According to a new study published in the journal Molecular Biology, the Indian wolf could be much more endangered than previously thought. After sequencing their genome for the first time in history, scientists at UC Davis found the Indian wolf to be one of the most evolutionarily distinct species of gray wolves and one of the most ancient surviving lineage of wolves.
Indian wolves inhabit the grasslands of lowland India and Pakistan, areas which are currently threatened by human expansion.
“Wolves are one of the last remaining large carnivores in Pakistan, and many of India’s large carnivores are endangered,” said study lead author Lauren Hennelly, a Ph.D. student in the Mammalian Ecology Conservation Unit. “I hope that knowing they are so unique and found only there will inspire local people and scientists to learn more about conserving these wolves and grassland habitats.”
Prior to this research, Indian and Western Asian wolves have been considered as one population. However, by sequencing the genomes of two Tibetan and four Indian wolves, Hennelly and colleagues found that these two species are evolutionarily distinct. The genetic analysis also revealed that the two wolf species stem from an ancient lineage predating the rise of Holarctic wolves, which are found widely in North America and Eurasia.
This is the first study to investigate the entire genome of these wolf populations, including their nuclear DNA. Previously, scientists sequenced the mitochondrial DNA, which is inherited only from the mother and could not thus offer a full picture of the species’ evolutionary lineage.

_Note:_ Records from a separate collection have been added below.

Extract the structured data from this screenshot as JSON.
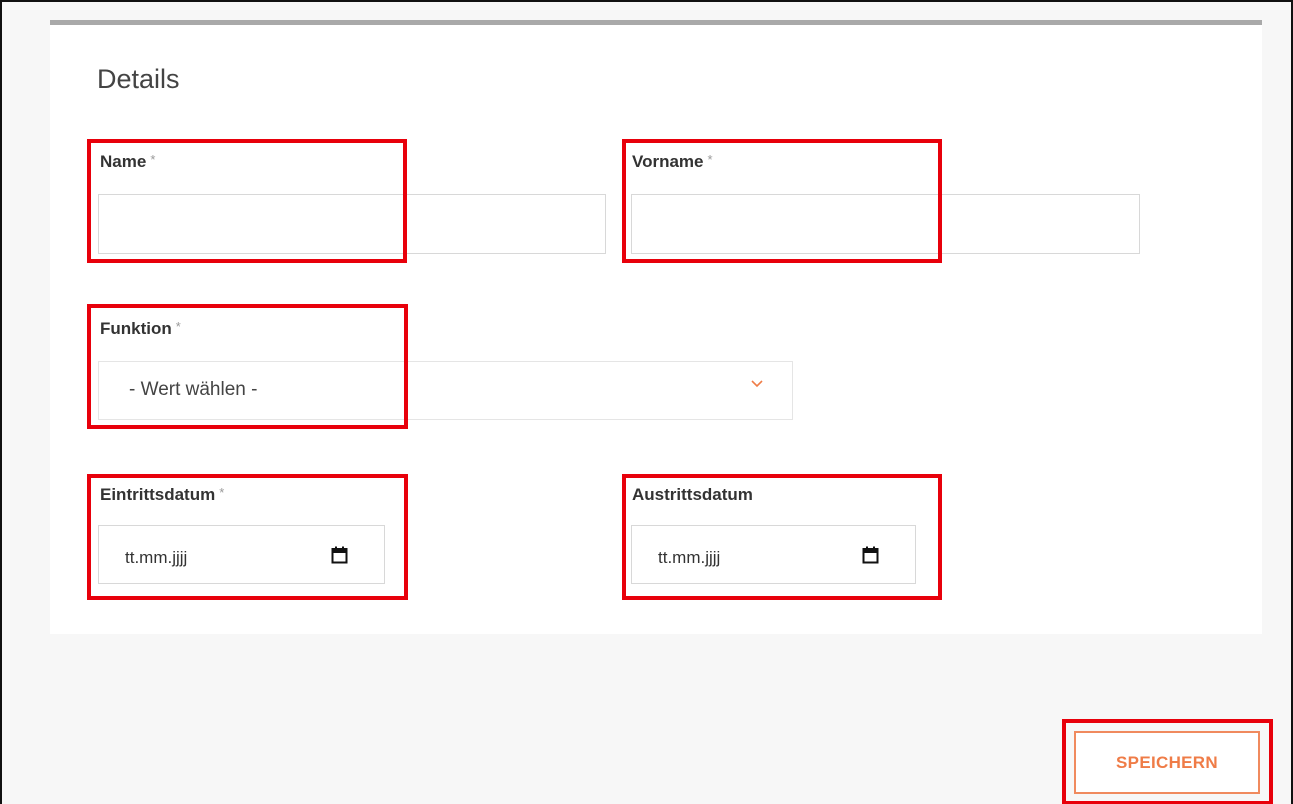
{
  "section": {
    "title": "Details"
  },
  "fields": {
    "name": {
      "label": "Name",
      "required_mark": "*",
      "value": ""
    },
    "vorname": {
      "label": "Vorname",
      "required_mark": "*",
      "value": ""
    },
    "funktion": {
      "label": "Funktion",
      "required_mark": "*",
      "selected": "- Wert wählen -"
    },
    "eintrittsdatum": {
      "label": "Eintrittsdatum",
      "required_mark": "*",
      "placeholder": "tt.mm.jjjj"
    },
    "austrittsdatum": {
      "label": "Austrittsdatum",
      "placeholder": "tt.mm.jjjj"
    }
  },
  "actions": {
    "save_label": "SPEICHERN"
  },
  "colors": {
    "accent": "#ef7c47",
    "highlight": "#e8000b",
    "card_border": "#a9a9a9"
  },
  "icons": {
    "dropdown": "chevron-down-icon",
    "date": "calendar-icon"
  }
}
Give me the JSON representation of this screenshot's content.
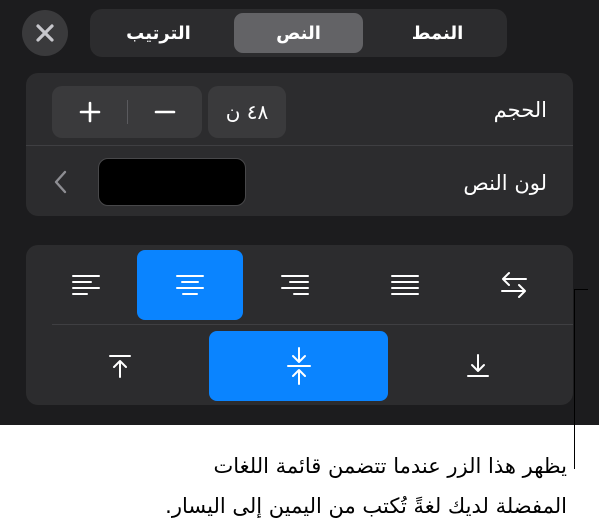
{
  "tabs": [
    {
      "label": "النمط",
      "selected": false
    },
    {
      "label": "النص",
      "selected": true
    },
    {
      "label": "الترتيب",
      "selected": false
    }
  ],
  "close": {
    "icon": "close-icon"
  },
  "size_row": {
    "label": "الحجم",
    "value": "٤٨ ن",
    "increase_icon": "plus-icon",
    "decrease_icon": "minus-icon"
  },
  "color_row": {
    "label": "لون النص",
    "swatch_color": "#000000",
    "chevron_icon": "chevron-left-icon"
  },
  "alignment": {
    "horizontal": [
      {
        "icon": "align-left-icon",
        "selected": false
      },
      {
        "icon": "align-center-icon",
        "selected": true
      },
      {
        "icon": "align-right-icon",
        "selected": false
      },
      {
        "icon": "align-justify-icon",
        "selected": false
      },
      {
        "icon": "text-direction-icon",
        "selected": false
      }
    ],
    "vertical": [
      {
        "icon": "align-top-icon",
        "selected": false
      },
      {
        "icon": "align-middle-icon",
        "selected": true
      },
      {
        "icon": "align-bottom-icon",
        "selected": false
      }
    ]
  },
  "caption": {
    "line1": "يظهر هذا الزر عندما تتضمن قائمة اللغات",
    "line2": "المفضلة لديك لغةً تُكتب من اليمين إلى اليسار."
  },
  "colors": {
    "panel": "#1c1c1e",
    "group": "#2c2c2e",
    "accent": "#0a84ff"
  }
}
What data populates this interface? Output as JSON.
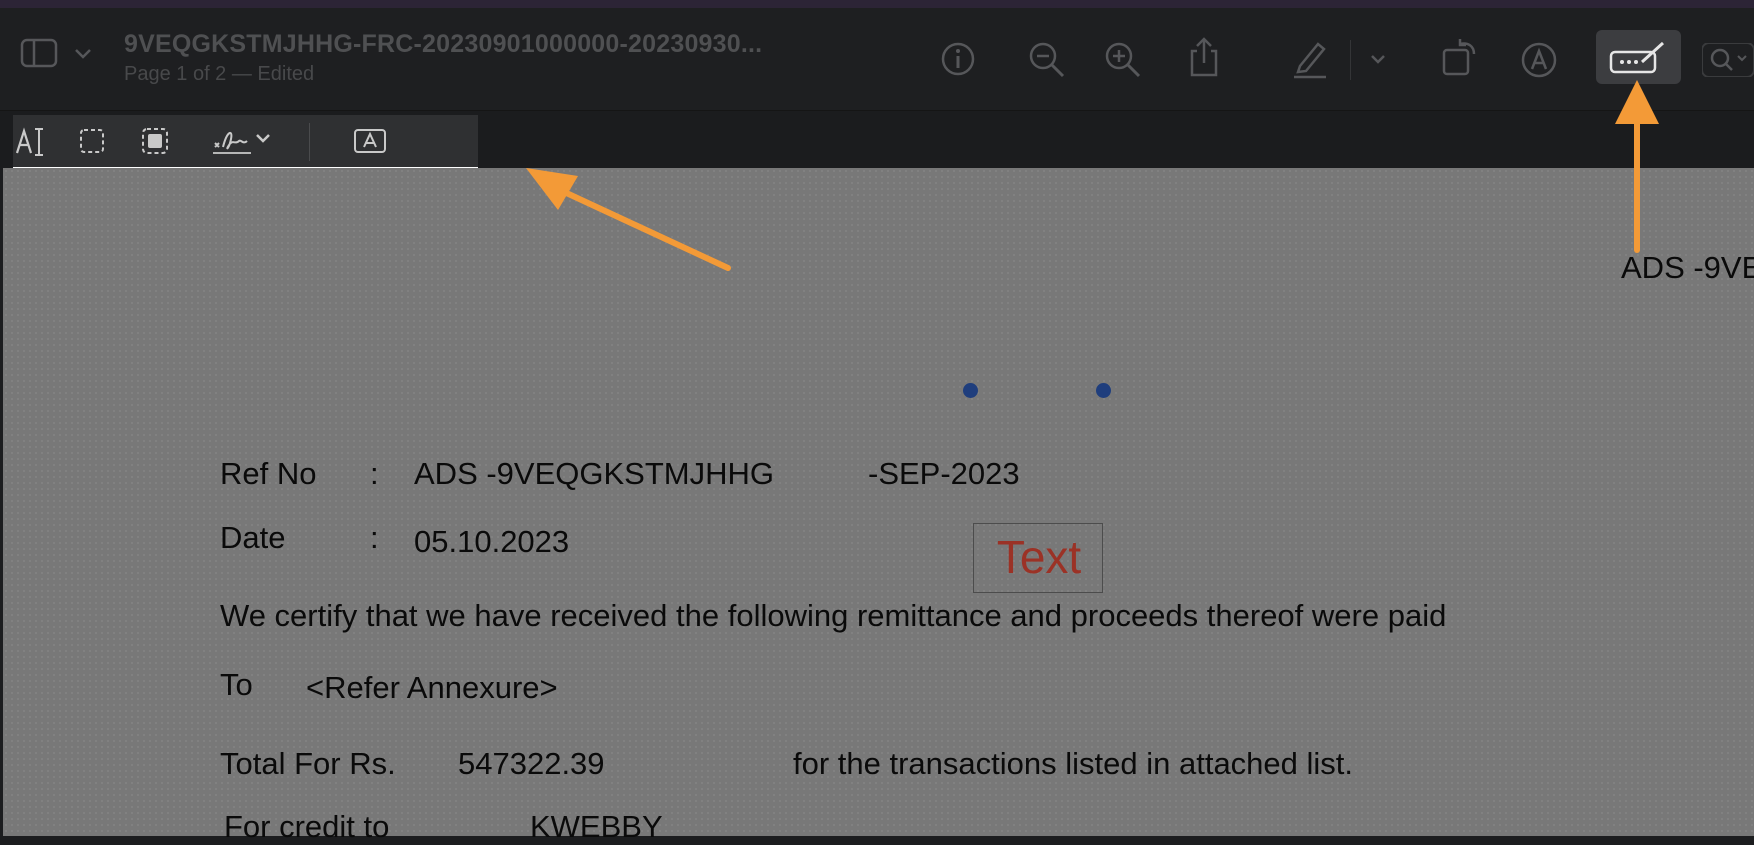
{
  "window": {
    "title": "9VEQGKSTMJHHG-FRC-20230901000000-20230930...",
    "subtitle": "Page 1 of 2 — Edited"
  },
  "toolbar": {
    "icons": [
      "sidebar-icon",
      "chevron-down-icon",
      "info-icon",
      "zoom-out-icon",
      "zoom-in-icon",
      "share-icon",
      "highlight-icon",
      "chevron-down-icon",
      "rotate-icon",
      "annotate-icon",
      "markup-toolbar-icon",
      "search-icon"
    ]
  },
  "markup_toolbar": {
    "tools": [
      "text-selection-icon",
      "rectangular-selection-icon",
      "smart-lasso-icon",
      "signature-icon",
      "text-box-icon"
    ]
  },
  "annotation_box": {
    "text": "Text"
  },
  "document": {
    "side_text": "ADS -9VE",
    "ref_label": "Ref No",
    "colon": ":",
    "ref_value": "ADS -9VEQGKSTMJHHG",
    "ref_suffix": "-SEP-2023",
    "date_label": "Date",
    "date_value": "05.10.2023",
    "certify_line": "We certify that we have received the following remittance and proceeds thereof were paid",
    "to_label": "To",
    "to_value": "<Refer Annexure>",
    "total_label": "Total For Rs.",
    "total_value": "547322.39",
    "total_desc": "for the transactions listed in attached list.",
    "credit_label": "For credit to",
    "credit_value": "KWEBBY"
  },
  "colors": {
    "arrow": "#f39a37",
    "annotation_text": "#9b3226",
    "handle": "#1f3e7d",
    "page": "#787878",
    "toolbar": "#1e1f21"
  }
}
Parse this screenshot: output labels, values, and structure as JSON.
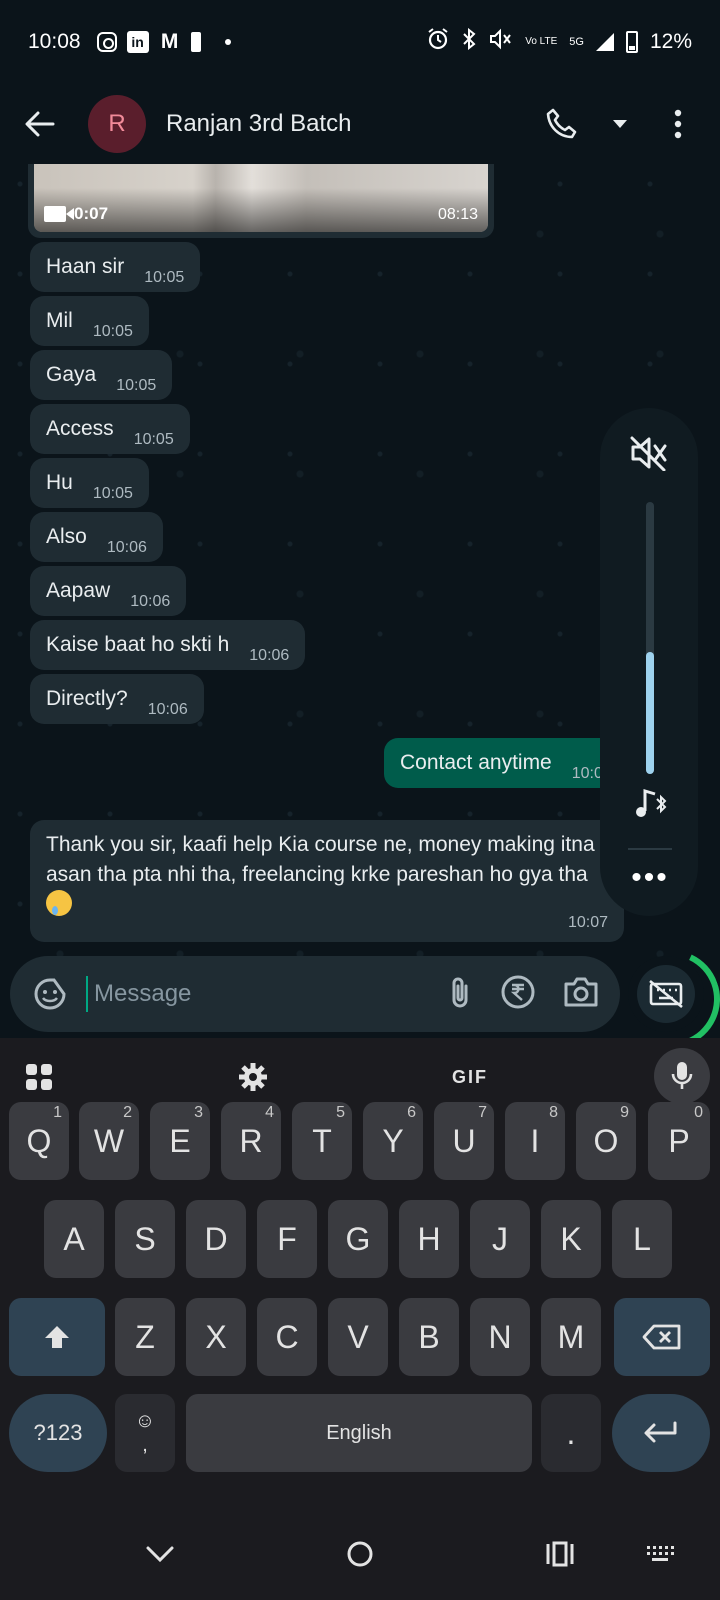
{
  "status_bar": {
    "time": "10:08",
    "lte_label": "Vo LTE",
    "network": "5G",
    "battery": "12%",
    "left_icons": [
      "instagram-icon",
      "linkedin-icon",
      "gmail-icon",
      "battery-saver-icon",
      "dot-icon"
    ],
    "right_icons": [
      "alarm-icon",
      "bluetooth-icon",
      "mute-icon",
      "volte-icon",
      "signal-5g-icon",
      "battery-icon"
    ]
  },
  "app_bar": {
    "avatar_letter": "R",
    "title": "Ranjan 3rd Batch",
    "actions": [
      "phone-icon",
      "dropdown-icon",
      "more-vertical-icon"
    ]
  },
  "media_message": {
    "duration": "0:07",
    "time": "08:13"
  },
  "messages": [
    {
      "text": "Haan sir",
      "time": "10:05",
      "direction": "in"
    },
    {
      "text": "Mil",
      "time": "10:05",
      "direction": "in"
    },
    {
      "text": "Gaya",
      "time": "10:05",
      "direction": "in"
    },
    {
      "text": "Access",
      "time": "10:05",
      "direction": "in"
    },
    {
      "text": "Hu",
      "time": "10:05",
      "direction": "in"
    },
    {
      "text": "Also",
      "time": "10:06",
      "direction": "in"
    },
    {
      "text": "Aapaw",
      "time": "10:06",
      "direction": "in"
    },
    {
      "text": "Kaise baat ho skti h",
      "time": "10:06",
      "direction": "in"
    },
    {
      "text": "Directly?",
      "time": "10:06",
      "direction": "in"
    },
    {
      "text": "Contact anytime",
      "time": "10:06",
      "direction": "out"
    },
    {
      "text": "Thank you sir, kaafi help Kia course ne, money making itna asan tha pta nhi tha, freelancing krke pareshan ho gya tha",
      "emoji": "crying-face-emoji",
      "time": "10:07",
      "direction": "in"
    }
  ],
  "volume_panel": {
    "level": 0.45,
    "icons": [
      "volume-mute-icon",
      "music-bluetooth-icon",
      "more-horizontal-icon"
    ],
    "more_label": "•••",
    "accent": "#9ed2ee"
  },
  "composer": {
    "placeholder": "Message",
    "icons": [
      "sticker-icon",
      "attach-icon",
      "rupee-payment-icon",
      "camera-icon",
      "keyboard-off-icon"
    ]
  },
  "keyboard": {
    "toolbar": {
      "gif_label": "GIF"
    },
    "row1": [
      {
        "k": "Q",
        "h": "1"
      },
      {
        "k": "W",
        "h": "2"
      },
      {
        "k": "E",
        "h": "3"
      },
      {
        "k": "R",
        "h": "4"
      },
      {
        "k": "T",
        "h": "5"
      },
      {
        "k": "Y",
        "h": "6"
      },
      {
        "k": "U",
        "h": "7"
      },
      {
        "k": "I",
        "h": "8"
      },
      {
        "k": "O",
        "h": "9"
      },
      {
        "k": "P",
        "h": "0"
      }
    ],
    "row2": [
      "A",
      "S",
      "D",
      "F",
      "G",
      "H",
      "J",
      "K",
      "L"
    ],
    "row3": [
      "Z",
      "X",
      "C",
      "V",
      "B",
      "N",
      "M"
    ],
    "symbols_label": "?123",
    "emoji_key": {
      "top": "☺",
      "bottom": ","
    },
    "space_label": "English",
    "period_label": "."
  },
  "colors": {
    "background": "#0b141a",
    "incoming_bubble": "#1f2c33",
    "outgoing_bubble": "#005c4b",
    "accent_green": "#21c063"
  }
}
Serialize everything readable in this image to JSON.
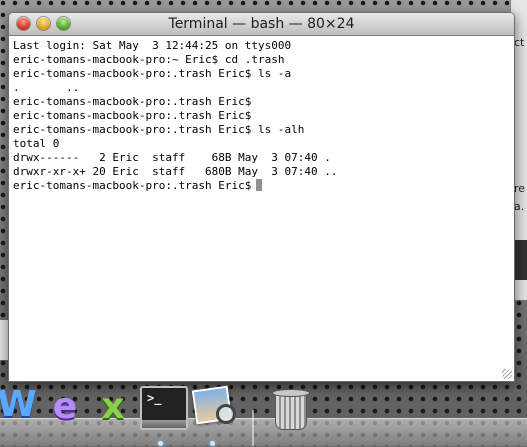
{
  "window": {
    "title": "Terminal — bash — 80×24"
  },
  "console": {
    "lines": [
      "Last login: Sat May  3 12:44:25 on ttys000",
      "eric-tomans-macbook-pro:~ Eric$ cd .trash",
      "eric-tomans-macbook-pro:.trash Eric$ ls -a",
      ".       ..",
      "eric-tomans-macbook-pro:.trash Eric$",
      "eric-tomans-macbook-pro:.trash Eric$",
      "eric-tomans-macbook-pro:.trash Eric$ ls -alh",
      "total 0",
      "drwx------   2 Eric  staff    68B May  3 07:40 .",
      "drwxr-xr-x+ 20 Eric  staff   680B May  3 07:40 ..",
      "eric-tomans-macbook-pro:.trash Eric$"
    ]
  },
  "background_window": {
    "fragments": [
      "ct",
      "re",
      "a."
    ]
  },
  "dock": {
    "items": [
      {
        "glyph": "W",
        "icon": "word-icon"
      },
      {
        "glyph": "e",
        "icon": "entourage-icon"
      },
      {
        "glyph": "x",
        "icon": "excel-icon"
      },
      {
        "glyph": ">_",
        "icon": "terminal-icon"
      },
      {
        "icon": "preview-icon"
      },
      {
        "icon": "trash-icon"
      }
    ]
  },
  "colors": {
    "close": "#d1281b",
    "minimize": "#d79c12",
    "zoom": "#3f9e1e",
    "cursor": "#909090"
  }
}
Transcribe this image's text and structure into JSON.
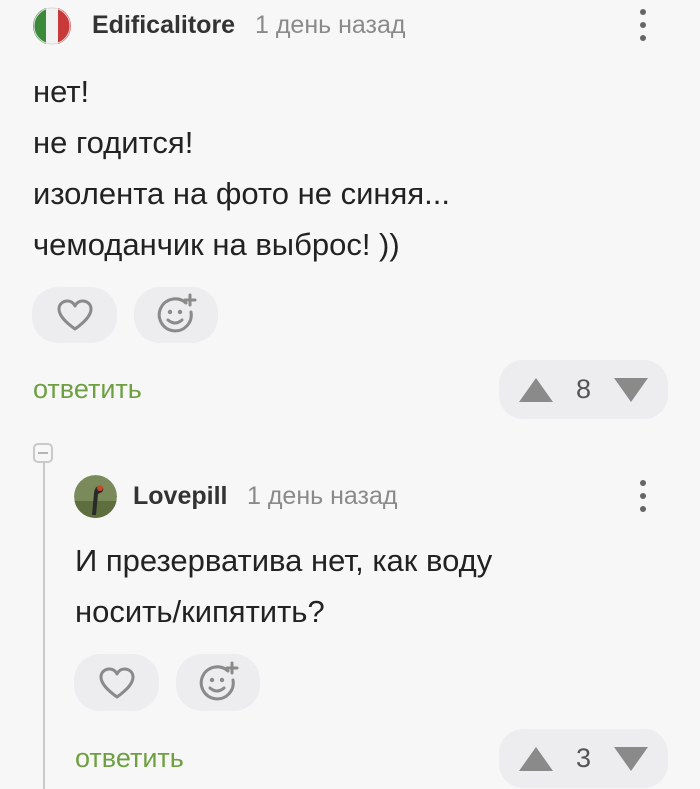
{
  "comments": [
    {
      "username": "Edificalitore",
      "time": "1 день назад",
      "body_lines": [
        "нет!",
        "не годится!",
        "изолента на фото не синяя...",
        "чемоданчик на выброс! ))"
      ],
      "reply_label": "ответить",
      "rating": "8"
    },
    {
      "username": "Lovepill",
      "time": "1 день назад",
      "body_lines": [
        "И презерватива нет, как воду",
        "носить/кипятить?"
      ],
      "reply_label": "ответить",
      "rating": "3"
    }
  ],
  "colors": {
    "reply": "#6ea042",
    "icon": "#8a8a8a",
    "pill": "#ededf0",
    "background": "#f7f7f8"
  },
  "icons": [
    "more-vertical-icon",
    "heart-icon",
    "emoji-add-icon",
    "upvote-arrow-icon",
    "downvote-arrow-icon",
    "collapse-thread-icon"
  ]
}
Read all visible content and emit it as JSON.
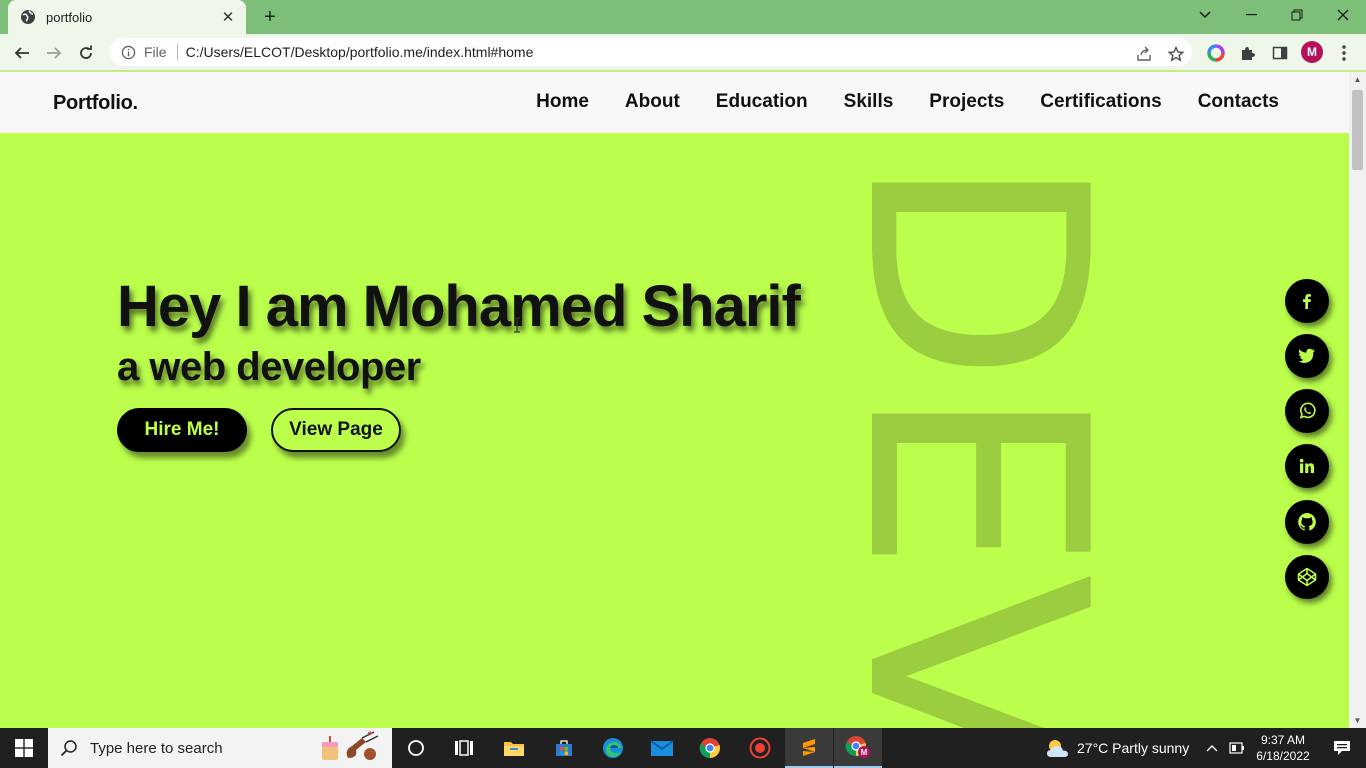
{
  "browser": {
    "tab_title": "portfolio",
    "url_scheme": "File",
    "url": "C:/Users/ELCOT/Desktop/portfolio.me/index.html#home",
    "profile_initial": "M"
  },
  "site": {
    "logo": "Portfolio.",
    "nav": [
      "Home",
      "About",
      "Education",
      "Skills",
      "Projects",
      "Certifications",
      "Contacts"
    ]
  },
  "hero": {
    "title": "Hey I am Mohamed Sharif",
    "subtitle": "a web developer",
    "hire_label": "Hire Me!",
    "view_label": "View Page",
    "background_word": "DEV",
    "accent_color": "#bbff4c",
    "background_word_color": "#9ccc3f"
  },
  "social": [
    "facebook-icon",
    "twitter-icon",
    "whatsapp-icon",
    "linkedin-icon",
    "github-icon",
    "codepen-icon"
  ],
  "taskbar": {
    "search_placeholder": "Type here to search",
    "weather": "27°C  Partly sunny",
    "time": "9:37 AM",
    "date": "6/18/2022"
  }
}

“Mitochondrial sequencing alone was not sufficient to make a case,” explained study senior author Ben Sacks. “Nuclear DNA is the big picture, and it changes the picture. You might assume most genetic diversity of gray wolves is in the northern region, where most wolves are found today. But these southern populations harbor most of the evolutionary diversity and are also the most endangered.”
According to Hennelly, these discoveries could be a first step toward implementing better conservation policies for Indian wolves. “I knew that if we sequenced the wolves and the results indicated a divergent lineage, answering that question could really help their conservation at a policy scale that could trickle down and bolster local efforts to help protect these wolves.”
By Andrei Ionescu, Earth.com Staff Writer